WHAT YOU HAVE TO DO: Each line of the data must be copied exactly.

THE DATA:
----

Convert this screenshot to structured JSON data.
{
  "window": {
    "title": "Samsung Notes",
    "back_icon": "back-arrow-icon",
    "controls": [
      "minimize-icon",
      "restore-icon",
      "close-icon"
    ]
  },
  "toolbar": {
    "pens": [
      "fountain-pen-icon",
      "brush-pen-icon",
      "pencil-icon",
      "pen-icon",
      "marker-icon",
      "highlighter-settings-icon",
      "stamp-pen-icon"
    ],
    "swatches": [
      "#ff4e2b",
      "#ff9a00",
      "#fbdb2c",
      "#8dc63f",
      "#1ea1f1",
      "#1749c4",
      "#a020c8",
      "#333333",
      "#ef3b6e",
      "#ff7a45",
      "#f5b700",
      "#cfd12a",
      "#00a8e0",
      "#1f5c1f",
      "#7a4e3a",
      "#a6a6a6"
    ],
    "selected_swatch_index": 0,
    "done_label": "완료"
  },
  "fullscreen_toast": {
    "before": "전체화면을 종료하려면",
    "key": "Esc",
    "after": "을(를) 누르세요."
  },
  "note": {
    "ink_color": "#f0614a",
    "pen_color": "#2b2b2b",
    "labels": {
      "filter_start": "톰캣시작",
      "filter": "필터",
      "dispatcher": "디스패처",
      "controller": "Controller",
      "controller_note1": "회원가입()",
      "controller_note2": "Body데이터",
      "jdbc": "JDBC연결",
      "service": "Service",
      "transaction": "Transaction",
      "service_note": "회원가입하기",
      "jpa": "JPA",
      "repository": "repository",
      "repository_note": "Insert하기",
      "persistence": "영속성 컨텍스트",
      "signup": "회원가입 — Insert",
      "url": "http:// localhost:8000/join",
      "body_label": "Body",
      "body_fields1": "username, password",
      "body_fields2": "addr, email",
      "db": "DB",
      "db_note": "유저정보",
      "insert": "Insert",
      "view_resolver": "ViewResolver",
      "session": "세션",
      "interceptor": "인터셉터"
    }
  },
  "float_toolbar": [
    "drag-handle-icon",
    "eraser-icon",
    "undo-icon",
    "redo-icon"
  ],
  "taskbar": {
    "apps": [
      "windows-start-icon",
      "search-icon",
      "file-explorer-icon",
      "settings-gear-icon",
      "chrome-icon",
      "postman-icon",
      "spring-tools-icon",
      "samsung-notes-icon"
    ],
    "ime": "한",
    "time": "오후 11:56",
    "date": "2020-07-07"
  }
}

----

FINISHED EXERCISE:
Convert this screenshot to structured JSON data.
{
  "window": {
    "title": "Samsung Notes",
    "back_icon": "back-arrow-icon",
    "controls": [
      "minimize-icon",
      "restore-icon",
      "close-icon"
    ]
  },
  "toolbar": {
    "pens": [
      "fountain-pen-icon",
      "brush-pen-icon",
      "pencil-icon",
      "pen-icon",
      "marker-icon",
      "highlighter-settings-icon",
      "stamp-pen-icon"
    ],
    "swatches": [
      "#ff4e2b",
      "#ff9a00",
      "#fbdb2c",
      "#8dc63f",
      "#1ea1f1",
      "#1749c4",
      "#a020c8",
      "#333333",
      "#ef3b6e",
      "#ff7a45",
      "#f5b700",
      "#cfd12a",
      "#00a8e0",
      "#1f5c1f",
      "#7a4e3a",
      "#a6a6a6"
    ],
    "selected_swatch_index": 0,
    "done_label": "완료"
  },
  "fullscreen_toast": {
    "before": "전체화면을 종료하려면",
    "key": "Esc",
    "after": "을(를) 누르세요."
  },
  "note": {
    "ink_color": "#f0614a",
    "pen_color": "#2b2b2b",
    "labels": {
      "filter_start": "톰캣시작",
      "filter": "필터",
      "dispatcher": "디스패처",
      "controller": "Controller",
      "controller_note1": "회원가입()",
      "controller_note2": "Body데이터",
      "jdbc": "JDBC연결",
      "service": "Service",
      "transaction": "Transaction",
      "service_note": "회원가입하기",
      "jpa": "JPA",
      "repository": "repository",
      "repository_note": "Insert하기",
      "persistence": "영속성 컨텍스트",
      "signup": "회원가입 — Insert",
      "url": "http:// localhost:8000/join",
      "body_label": "Body",
      "body_fields1": "username, password",
      "body_fields2": "addr, email",
      "db": "DB",
      "db_note": "유저정보",
      "insert": "Insert",
      "view_resolver": "ViewResolver",
      "session": "세션",
      "interceptor": "인터셉터"
    }
  },
  "float_toolbar": [
    "drag-handle-icon",
    "eraser-icon",
    "undo-icon",
    "redo-icon"
  ],
  "taskbar": {
    "apps": [
      "windows-start-icon",
      "search-icon",
      "file-explorer-icon",
      "settings-gear-icon",
      "chrome-icon",
      "postman-icon",
      "spring-tools-icon",
      "samsung-notes-icon"
    ],
    "ime": "한",
    "time": "오후 11:56",
    "date": "2020-07-07"
  }
}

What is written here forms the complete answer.